* **BRIEF**: Go through the records below and tally the lines that include "title". Answer with the number only.

* **AVAILABLE DATA**:
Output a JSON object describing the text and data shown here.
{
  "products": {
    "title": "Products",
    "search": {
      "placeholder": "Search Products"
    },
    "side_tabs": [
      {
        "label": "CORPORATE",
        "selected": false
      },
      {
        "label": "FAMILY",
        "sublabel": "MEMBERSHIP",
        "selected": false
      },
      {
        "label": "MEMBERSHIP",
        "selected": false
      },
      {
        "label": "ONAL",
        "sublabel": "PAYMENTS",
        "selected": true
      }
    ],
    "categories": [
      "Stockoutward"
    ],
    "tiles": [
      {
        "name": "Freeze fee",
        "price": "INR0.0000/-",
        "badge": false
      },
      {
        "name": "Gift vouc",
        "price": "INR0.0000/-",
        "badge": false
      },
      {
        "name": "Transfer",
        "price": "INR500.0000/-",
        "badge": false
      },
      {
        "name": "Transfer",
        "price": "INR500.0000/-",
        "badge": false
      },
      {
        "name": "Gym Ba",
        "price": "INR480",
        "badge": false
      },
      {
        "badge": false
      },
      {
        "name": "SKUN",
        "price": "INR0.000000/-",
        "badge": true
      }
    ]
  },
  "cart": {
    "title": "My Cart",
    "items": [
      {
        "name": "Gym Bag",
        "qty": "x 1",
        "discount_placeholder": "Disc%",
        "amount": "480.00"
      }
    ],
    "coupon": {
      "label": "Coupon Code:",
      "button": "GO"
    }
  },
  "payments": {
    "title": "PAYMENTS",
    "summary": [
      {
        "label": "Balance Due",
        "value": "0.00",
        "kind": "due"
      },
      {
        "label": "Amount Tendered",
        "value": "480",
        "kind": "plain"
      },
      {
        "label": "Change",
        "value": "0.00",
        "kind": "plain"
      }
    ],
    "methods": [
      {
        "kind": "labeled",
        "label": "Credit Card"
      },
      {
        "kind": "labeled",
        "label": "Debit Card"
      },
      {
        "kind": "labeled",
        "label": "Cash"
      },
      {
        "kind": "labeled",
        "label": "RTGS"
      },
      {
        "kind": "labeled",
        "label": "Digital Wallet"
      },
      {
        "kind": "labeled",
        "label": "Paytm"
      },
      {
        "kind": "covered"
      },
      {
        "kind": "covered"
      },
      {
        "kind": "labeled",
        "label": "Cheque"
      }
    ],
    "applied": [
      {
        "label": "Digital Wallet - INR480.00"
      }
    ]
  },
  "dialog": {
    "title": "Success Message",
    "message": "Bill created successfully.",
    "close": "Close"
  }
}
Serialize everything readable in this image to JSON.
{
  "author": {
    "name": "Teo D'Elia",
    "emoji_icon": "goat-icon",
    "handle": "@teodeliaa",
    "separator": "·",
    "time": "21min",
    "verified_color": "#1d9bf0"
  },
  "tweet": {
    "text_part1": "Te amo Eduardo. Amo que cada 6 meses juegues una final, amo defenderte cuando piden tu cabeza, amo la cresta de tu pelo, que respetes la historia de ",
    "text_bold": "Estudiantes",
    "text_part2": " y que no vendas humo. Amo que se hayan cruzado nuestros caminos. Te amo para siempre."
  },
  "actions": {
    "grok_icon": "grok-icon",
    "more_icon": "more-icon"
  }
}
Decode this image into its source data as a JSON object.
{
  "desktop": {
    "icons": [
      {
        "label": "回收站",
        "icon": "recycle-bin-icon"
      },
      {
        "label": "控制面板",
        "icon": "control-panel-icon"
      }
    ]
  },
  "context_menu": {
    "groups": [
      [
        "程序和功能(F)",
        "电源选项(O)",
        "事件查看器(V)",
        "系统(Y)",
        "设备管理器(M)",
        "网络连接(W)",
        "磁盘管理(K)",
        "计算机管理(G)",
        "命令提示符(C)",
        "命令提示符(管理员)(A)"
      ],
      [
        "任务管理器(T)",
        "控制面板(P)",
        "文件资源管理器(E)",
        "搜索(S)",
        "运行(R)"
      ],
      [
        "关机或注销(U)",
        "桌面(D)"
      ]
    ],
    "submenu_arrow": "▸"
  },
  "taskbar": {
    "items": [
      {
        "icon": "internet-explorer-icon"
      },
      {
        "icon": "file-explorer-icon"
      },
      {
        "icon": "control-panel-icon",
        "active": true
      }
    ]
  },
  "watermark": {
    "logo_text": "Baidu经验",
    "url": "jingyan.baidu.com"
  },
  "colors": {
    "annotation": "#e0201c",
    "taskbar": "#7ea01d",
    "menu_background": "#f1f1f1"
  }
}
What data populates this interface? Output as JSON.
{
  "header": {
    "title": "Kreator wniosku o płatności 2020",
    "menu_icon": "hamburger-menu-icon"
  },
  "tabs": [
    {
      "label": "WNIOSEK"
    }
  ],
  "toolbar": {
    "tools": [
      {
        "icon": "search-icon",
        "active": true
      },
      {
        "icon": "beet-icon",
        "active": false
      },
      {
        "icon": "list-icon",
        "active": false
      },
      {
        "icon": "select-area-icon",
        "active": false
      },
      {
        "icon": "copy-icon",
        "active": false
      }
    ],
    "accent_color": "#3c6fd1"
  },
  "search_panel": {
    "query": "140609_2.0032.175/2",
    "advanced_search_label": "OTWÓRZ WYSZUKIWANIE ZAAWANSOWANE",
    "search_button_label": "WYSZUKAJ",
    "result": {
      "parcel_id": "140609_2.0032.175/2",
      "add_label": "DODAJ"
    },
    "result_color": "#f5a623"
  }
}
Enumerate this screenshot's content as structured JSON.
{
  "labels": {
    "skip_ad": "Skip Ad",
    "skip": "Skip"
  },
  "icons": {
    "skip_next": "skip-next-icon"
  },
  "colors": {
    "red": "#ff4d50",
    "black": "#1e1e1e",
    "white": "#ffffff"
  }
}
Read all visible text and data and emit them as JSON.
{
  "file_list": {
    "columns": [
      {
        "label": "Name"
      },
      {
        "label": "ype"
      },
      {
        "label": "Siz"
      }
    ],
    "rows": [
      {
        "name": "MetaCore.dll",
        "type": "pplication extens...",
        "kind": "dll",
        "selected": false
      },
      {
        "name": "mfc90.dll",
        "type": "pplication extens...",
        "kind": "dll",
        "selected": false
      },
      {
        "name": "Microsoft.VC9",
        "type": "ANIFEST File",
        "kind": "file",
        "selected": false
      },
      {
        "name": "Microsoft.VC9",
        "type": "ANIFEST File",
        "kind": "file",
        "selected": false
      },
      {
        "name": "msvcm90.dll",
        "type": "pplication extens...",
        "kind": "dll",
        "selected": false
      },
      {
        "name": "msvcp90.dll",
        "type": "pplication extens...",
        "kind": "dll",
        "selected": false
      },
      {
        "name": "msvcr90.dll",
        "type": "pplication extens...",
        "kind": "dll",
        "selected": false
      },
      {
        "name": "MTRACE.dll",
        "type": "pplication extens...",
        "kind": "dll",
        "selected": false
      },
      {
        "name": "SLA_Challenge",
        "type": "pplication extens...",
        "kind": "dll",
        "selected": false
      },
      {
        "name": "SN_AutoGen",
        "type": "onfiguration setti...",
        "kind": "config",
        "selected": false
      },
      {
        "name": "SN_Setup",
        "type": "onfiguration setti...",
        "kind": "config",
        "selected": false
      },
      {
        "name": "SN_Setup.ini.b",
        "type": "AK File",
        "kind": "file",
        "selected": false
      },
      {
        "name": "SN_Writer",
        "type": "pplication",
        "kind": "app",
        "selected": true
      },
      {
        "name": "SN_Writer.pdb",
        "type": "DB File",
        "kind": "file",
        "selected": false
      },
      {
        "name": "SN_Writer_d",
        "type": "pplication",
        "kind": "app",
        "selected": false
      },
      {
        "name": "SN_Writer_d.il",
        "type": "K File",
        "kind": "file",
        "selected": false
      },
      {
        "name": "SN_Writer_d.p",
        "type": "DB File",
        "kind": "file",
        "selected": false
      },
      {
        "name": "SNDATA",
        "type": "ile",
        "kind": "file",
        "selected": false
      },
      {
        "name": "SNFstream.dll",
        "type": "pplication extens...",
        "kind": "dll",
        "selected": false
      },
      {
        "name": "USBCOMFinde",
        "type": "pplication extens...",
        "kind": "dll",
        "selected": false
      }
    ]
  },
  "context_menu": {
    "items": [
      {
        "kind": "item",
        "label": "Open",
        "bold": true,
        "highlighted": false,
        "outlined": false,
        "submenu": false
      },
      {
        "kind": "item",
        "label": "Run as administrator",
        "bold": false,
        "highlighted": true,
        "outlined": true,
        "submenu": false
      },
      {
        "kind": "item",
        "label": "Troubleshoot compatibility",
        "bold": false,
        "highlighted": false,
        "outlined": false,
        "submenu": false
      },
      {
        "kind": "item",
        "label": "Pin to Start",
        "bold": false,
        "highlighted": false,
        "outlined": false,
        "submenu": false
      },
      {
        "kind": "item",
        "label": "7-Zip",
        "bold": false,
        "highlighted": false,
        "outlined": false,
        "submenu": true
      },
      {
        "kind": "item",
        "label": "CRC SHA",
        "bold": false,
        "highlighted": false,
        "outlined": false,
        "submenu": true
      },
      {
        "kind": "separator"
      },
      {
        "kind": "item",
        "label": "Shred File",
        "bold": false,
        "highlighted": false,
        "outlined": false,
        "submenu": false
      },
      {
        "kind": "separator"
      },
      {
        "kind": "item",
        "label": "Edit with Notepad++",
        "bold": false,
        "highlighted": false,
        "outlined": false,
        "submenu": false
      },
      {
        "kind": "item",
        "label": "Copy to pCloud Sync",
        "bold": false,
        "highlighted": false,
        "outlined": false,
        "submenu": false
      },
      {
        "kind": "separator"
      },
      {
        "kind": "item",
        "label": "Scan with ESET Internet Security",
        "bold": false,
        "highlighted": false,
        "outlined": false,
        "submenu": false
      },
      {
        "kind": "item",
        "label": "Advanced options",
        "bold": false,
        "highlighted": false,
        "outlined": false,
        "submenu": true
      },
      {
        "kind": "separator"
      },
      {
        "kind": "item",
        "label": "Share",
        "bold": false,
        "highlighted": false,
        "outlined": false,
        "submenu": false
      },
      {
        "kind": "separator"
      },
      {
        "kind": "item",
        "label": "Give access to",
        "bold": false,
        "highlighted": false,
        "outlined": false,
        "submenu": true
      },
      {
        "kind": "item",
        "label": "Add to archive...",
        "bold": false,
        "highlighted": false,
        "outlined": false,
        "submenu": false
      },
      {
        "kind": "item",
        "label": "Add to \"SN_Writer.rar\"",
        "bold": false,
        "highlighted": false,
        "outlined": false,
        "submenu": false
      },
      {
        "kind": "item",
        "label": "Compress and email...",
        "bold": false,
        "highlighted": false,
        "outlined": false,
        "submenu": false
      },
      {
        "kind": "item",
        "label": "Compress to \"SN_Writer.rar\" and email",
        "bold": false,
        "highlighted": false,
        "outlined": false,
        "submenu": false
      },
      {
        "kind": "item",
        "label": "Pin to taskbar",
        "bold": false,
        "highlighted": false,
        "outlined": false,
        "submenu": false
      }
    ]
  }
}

* **PROBLEM SOLUTION**: 5